Call me biased, but I really believe that Android is the operating system of the future for smartphones. The Apple iPhone OS is not poised to take back the market share that Android is gaining because Apple products have always been destined for those who can afford them. I have heard rumors of an Android phone in the range of $100 being produced, and have been anxiously waiting for the day this would happen.
Time out... I need to explain what is meant by a $100 phone. Most of the people in the third world have to purchase their phones outright. The phone usage is prepaid, usually with scratch cards, and there is no monthly bill or contract. Most of the phone deals in the US for $100 or less require you to enslave yourself to a monthly plan for the next two years. This is not the $100 phone I am referring to. If you go to purchase that same phone outright (something the phone company is very reluctant to allow you to do), you will end up paying two to three hundred dollars more for the same unit. In the US, the cost of the phone is almost always subsidized by the carrier in order to get your juicy monthly contract.
In Kenya last week, I was able to purchase two Android phones, model Google IDEOS, for less than $100 each. Not only that, but each phone came with a free 2 Gig mini SD chip ($10) and a $12 scratch card with credit. This means that somehow, without a contract, they are delivering a fully featured Android phone for $78. Even Crazy Eddie couldn't sell at a price this insane!
For your money, this is what you get:
- Android 2.2 Froyo
- 2.8 Inch Capacitive Touch Screen Display
- 320 x 240 Screen Resolution
- 528 MHz Processor
- HSDPA 3G Compatible
- 3G Hotspot Capable
- dedicated Search, Home and Back Keys
- 3.2 Mega Pixel Primary Camera
OK, that was for the phone geeks. In terms of real world useage, this is what you can use this for practically:
- Amazon Kindle device with unlimited books
- GPS with maps
- Bible Reader
- Barcode Scanner to catalog your book, DVD, or CD collection
- Digital Camera
- MP3 player
- Portable movie player
- Internet browser
- Portable WiFi hotspot (connects your computer wirelessly to the internet via its cell data connection)
- Pocket calendar/dayplanner with built in reminders
- Video game console
- Digital alarm clock
- Portable voice recorder/dictation device
- Voice activated internet search
- Weather forcaster
- Read and reply to emails
- Post photos and status updates on facebook
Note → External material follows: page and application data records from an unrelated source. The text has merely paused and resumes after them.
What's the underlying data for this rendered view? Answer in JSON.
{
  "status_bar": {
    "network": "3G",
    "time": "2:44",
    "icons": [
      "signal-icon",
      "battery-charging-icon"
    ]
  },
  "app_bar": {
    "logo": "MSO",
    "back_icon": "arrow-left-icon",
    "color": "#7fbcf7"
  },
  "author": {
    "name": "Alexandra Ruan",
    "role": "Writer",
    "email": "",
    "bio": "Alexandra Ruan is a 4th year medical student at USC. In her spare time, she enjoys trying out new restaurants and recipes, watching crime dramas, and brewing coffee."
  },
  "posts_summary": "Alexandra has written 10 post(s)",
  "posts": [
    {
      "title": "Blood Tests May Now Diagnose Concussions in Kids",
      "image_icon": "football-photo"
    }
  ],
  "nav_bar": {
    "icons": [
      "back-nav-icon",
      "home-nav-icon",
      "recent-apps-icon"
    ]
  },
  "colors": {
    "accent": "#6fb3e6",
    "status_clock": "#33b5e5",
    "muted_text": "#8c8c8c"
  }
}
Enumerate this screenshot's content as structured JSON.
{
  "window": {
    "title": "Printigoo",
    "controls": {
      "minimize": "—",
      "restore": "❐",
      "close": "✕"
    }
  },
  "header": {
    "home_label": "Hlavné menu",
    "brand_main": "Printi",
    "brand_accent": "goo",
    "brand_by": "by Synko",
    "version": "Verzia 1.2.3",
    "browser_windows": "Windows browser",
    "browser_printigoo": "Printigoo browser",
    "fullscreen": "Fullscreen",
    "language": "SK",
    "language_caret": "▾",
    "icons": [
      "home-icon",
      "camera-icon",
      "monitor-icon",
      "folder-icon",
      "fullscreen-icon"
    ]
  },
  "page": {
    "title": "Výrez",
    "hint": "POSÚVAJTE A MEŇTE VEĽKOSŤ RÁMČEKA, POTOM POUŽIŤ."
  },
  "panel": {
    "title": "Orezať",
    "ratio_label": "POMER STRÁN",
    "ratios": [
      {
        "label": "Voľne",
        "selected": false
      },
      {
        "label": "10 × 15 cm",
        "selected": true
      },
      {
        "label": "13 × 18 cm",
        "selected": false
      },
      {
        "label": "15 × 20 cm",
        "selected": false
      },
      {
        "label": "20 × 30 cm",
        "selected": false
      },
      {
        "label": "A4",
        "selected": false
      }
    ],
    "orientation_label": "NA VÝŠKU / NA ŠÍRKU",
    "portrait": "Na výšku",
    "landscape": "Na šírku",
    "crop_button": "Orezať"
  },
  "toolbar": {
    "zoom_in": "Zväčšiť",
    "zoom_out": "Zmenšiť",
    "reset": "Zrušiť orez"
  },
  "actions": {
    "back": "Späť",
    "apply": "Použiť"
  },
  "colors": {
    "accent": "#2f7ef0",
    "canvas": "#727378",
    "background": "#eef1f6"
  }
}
Not everybody needs to do all these things. But the difference between a portable computer and a cell phone is disappearing rapidly. In fact, some speculate whether the cell phone will completely replace the PC. All I know is that this value has broken new ground in Africa and that it won't take long for the above features and tools are in the hands of the masses.